Classification and Mapping of Polychaete Reefs in the Coorong, South Australia.  (#473)

Laura A Schroder 1 , Sabine Dittmann 1
  1. Flinders University, Adelaide, SA, Australia
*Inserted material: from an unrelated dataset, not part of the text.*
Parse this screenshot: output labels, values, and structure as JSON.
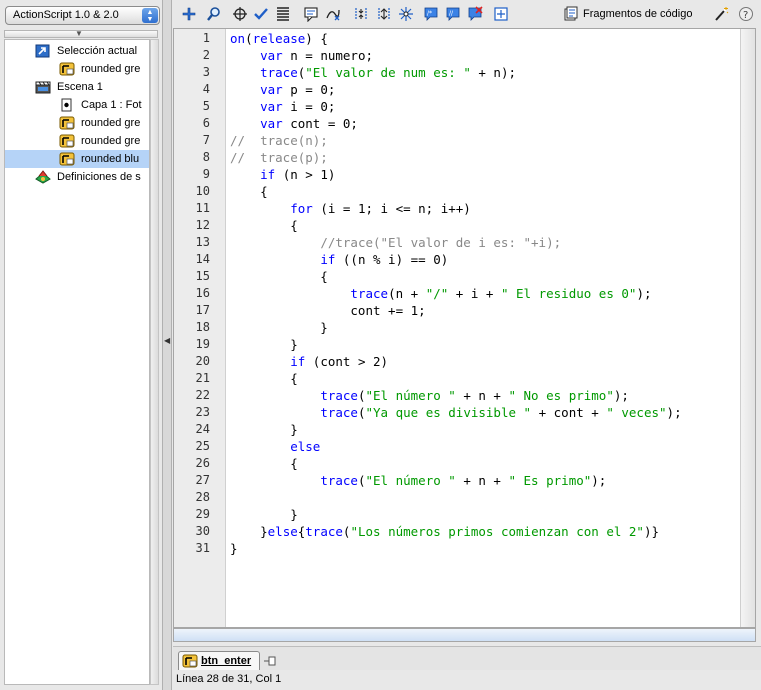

Biogenic reefs are three-dimensional carbonate structures which support biodiversity by increasing habitat heterogeneity in coastal ecosystems. Recently, polychaete reefs have been considered as ‘marine animal forests’ worthy of protection. The cosmopolitan species Ficopomatus enigmaticus is one of the most prominent providers of polychaete reefs, building circular bioherms that are known to reach 7 m in diameter, and 0.5 m in height. In the Coorong, F. enigmaticus provides a unique habitat in an otherwise soft sediment environment, with structural morphologies following either a circular, irregular or platform type. Individual reef areas vary from 0.29–252 m2 in the brackish waters of the Murray estuary, to 0.37–542 m2 in the marine conditions of the North Lagoon. Satellite imagery has revealed large densities in the North Lagoon, where on average there are 334±68 reefs per 1 km2. The most common reef morphology in the North Lagoon is circular (65%), with the largest diameter recorded being 12 m, exceeding that of previous known F. enigmaticus reef sizes in other coastal lagoons. Preliminary results from sonar and ground truthing on the 3D topography of F. enigmaticus reefs suggest that reef height can reach a maximum of 0.7–1.2 m.